I lost a lot of weight, despite gorging on secret pleasures, because Mum had also scheduled me in for tennis training on the other two weekday afternoons. I had already started piano lessons when I was four, so by the age of seven, I had enough scheduled daily extra-curricular activities to make sure that my presence was never too much of a burden to my parents. I had been kicked out of the ‘family bed’; it wasn’t big enough for four. So in the mornings, when everyone would find their way to my parents’ room, I curled up on the floor at the foot of the bed with Cleo, the cat. That is, until Cleo decided that she wanted to be a more intrinsic part of the action and climbed aboard too. My parents never kicked her off though. This led me to really want to become a cat for a lot of my youth.
Very shortly after my seventh birthday, my Dad told me I wasn’t allowed to have showers with him anymore or walk around outside with my shirt off. He never explained to me why, and my baby brother was still allowed to do both! I started to feel like preparations were being made for my imminent departure. That very real fear was confirmed when I was eight. My brother (a particularly terrible two-year-old) had my Mum wrapped around his little cherubim pinky after he won second place in a baby contest in Carindale Shopping Centre. Here was the beautiful boy child my parents had always wanted. My brother had recently discovered a new way to elicit a reaction from me, by pulling my hair. After a prolonged period of hair-pulling one afternoon, I tried the F-word out for the first time. My brother ran to tell on me and I was summoned before a jury where I was pronounced guilty and sentenced to 20 lashes.
So fearful was I, of this unjust decision, that I ran to hide in my wardrobe with my own little belt to defend my honour. When Mum came in to deal out the strap, I came out swinging. She quickly pinned me facedown on the bed and started belting me with the buckle end of the belt. The physical damage was severe enough to cause panic amongst the faculty of my school at my next swimming lesson three days later. After my Mum had finished with the belt, she leaned forward into my neck and throatily whispered “If you ever do that again, I’m gonna put you in a home”. And then she drove off to the Tupperware party that I was supposed to attend with her.
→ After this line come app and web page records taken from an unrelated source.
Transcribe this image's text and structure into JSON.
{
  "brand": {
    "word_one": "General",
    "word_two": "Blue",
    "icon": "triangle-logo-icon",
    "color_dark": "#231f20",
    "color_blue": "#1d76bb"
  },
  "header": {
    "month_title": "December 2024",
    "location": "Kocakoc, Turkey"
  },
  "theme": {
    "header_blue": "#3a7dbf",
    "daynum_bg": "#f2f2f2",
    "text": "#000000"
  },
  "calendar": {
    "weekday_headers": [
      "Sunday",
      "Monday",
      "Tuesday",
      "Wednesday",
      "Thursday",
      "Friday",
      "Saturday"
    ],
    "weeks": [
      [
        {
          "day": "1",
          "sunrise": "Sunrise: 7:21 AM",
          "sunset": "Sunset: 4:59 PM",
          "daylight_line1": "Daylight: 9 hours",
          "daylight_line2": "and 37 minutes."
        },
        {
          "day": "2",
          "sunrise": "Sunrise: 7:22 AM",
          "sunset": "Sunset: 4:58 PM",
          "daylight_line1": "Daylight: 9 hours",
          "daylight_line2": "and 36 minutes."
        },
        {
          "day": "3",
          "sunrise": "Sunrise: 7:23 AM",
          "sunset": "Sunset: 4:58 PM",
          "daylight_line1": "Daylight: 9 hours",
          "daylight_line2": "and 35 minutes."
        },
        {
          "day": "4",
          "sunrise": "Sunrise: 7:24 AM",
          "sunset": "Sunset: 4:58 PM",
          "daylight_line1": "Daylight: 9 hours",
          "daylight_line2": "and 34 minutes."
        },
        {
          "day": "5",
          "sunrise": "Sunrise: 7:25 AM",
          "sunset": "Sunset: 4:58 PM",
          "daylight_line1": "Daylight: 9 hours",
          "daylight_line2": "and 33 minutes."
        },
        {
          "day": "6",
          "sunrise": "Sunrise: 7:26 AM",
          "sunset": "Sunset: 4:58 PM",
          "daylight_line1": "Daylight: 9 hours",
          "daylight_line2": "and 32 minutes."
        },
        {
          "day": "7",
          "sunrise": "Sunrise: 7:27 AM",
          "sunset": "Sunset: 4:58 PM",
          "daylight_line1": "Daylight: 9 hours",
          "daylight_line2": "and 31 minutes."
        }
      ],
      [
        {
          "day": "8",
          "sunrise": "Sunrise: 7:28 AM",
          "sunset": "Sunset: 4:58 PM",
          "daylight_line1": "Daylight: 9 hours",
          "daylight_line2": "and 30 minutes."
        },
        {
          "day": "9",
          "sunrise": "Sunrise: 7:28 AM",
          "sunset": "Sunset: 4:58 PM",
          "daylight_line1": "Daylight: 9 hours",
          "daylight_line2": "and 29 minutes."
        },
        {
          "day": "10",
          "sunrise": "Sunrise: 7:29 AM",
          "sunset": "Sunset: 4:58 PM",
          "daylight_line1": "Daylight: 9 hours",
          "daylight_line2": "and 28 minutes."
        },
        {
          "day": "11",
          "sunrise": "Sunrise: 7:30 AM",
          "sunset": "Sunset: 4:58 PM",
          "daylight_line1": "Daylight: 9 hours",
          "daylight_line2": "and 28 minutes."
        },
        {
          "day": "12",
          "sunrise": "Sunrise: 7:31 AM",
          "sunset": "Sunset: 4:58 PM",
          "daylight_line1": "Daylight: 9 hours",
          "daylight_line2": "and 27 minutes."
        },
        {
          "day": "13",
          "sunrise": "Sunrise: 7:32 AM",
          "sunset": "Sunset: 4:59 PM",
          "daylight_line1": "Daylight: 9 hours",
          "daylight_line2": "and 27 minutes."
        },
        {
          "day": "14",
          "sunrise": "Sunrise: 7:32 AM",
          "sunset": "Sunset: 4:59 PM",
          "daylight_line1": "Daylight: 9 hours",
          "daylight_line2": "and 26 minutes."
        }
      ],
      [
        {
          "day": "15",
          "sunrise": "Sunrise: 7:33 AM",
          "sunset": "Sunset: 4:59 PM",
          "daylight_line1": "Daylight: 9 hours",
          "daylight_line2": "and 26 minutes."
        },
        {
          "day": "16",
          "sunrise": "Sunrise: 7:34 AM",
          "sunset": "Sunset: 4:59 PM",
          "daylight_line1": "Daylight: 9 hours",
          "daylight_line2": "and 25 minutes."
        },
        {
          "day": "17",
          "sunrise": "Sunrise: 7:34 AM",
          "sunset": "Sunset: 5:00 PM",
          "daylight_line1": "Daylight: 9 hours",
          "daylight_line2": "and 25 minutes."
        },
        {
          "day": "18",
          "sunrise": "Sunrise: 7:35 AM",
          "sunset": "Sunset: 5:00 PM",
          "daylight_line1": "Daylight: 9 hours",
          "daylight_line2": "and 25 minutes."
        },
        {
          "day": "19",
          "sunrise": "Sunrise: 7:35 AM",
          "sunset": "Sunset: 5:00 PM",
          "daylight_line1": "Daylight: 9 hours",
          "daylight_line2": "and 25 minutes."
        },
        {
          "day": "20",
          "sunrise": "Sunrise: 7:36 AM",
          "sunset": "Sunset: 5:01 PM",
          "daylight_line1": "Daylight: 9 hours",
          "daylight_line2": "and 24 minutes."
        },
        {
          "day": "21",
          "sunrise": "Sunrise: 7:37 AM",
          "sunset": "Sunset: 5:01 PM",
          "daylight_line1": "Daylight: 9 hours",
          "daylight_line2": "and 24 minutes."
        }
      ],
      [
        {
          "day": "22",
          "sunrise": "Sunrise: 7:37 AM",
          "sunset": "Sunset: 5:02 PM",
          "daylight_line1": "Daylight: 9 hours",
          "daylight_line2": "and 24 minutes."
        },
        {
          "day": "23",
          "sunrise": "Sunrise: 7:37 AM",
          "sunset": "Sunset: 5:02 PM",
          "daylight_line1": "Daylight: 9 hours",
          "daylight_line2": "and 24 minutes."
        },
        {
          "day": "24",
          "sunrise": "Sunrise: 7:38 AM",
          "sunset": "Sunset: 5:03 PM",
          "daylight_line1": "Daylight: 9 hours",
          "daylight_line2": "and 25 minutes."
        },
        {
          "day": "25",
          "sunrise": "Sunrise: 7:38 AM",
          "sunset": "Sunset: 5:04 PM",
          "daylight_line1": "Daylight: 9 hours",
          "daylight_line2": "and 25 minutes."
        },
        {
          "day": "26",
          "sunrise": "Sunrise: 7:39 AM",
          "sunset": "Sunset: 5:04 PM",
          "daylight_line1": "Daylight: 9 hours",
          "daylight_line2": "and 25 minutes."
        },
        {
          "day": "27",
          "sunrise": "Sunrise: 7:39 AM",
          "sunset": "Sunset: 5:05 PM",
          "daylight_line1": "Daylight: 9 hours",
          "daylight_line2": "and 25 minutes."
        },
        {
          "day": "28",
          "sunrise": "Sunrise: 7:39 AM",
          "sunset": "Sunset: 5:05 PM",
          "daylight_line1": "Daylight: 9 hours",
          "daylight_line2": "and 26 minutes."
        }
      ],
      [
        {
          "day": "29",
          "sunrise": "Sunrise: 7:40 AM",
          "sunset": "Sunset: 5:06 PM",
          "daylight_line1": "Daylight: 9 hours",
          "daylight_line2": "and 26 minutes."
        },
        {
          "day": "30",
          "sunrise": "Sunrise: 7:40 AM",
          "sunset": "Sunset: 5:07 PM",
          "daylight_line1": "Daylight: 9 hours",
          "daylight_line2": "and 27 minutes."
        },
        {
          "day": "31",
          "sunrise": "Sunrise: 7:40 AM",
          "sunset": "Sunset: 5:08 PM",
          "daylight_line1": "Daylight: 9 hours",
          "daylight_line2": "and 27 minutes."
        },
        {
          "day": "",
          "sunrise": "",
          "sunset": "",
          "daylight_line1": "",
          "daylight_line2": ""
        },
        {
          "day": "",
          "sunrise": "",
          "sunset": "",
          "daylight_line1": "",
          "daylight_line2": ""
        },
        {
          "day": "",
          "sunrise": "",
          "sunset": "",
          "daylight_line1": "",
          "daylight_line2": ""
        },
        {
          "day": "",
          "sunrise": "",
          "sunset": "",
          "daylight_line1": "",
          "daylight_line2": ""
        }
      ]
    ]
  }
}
That day I learned that my parents’ love was not unconditional. And that if I wanted to live in this family, that I could never put a toe out of line. I could never disagree, never have my own opinions, I couldn’t be ‘different’, even though I secretly felt that I really was. My parents’ brand of tough love had alienated me from them and from understanding how to speak about my true feelings. And I had more feelings than most kids my age. So I ate my worries away, I just didn’t know it. In place of kisses I had KitKats.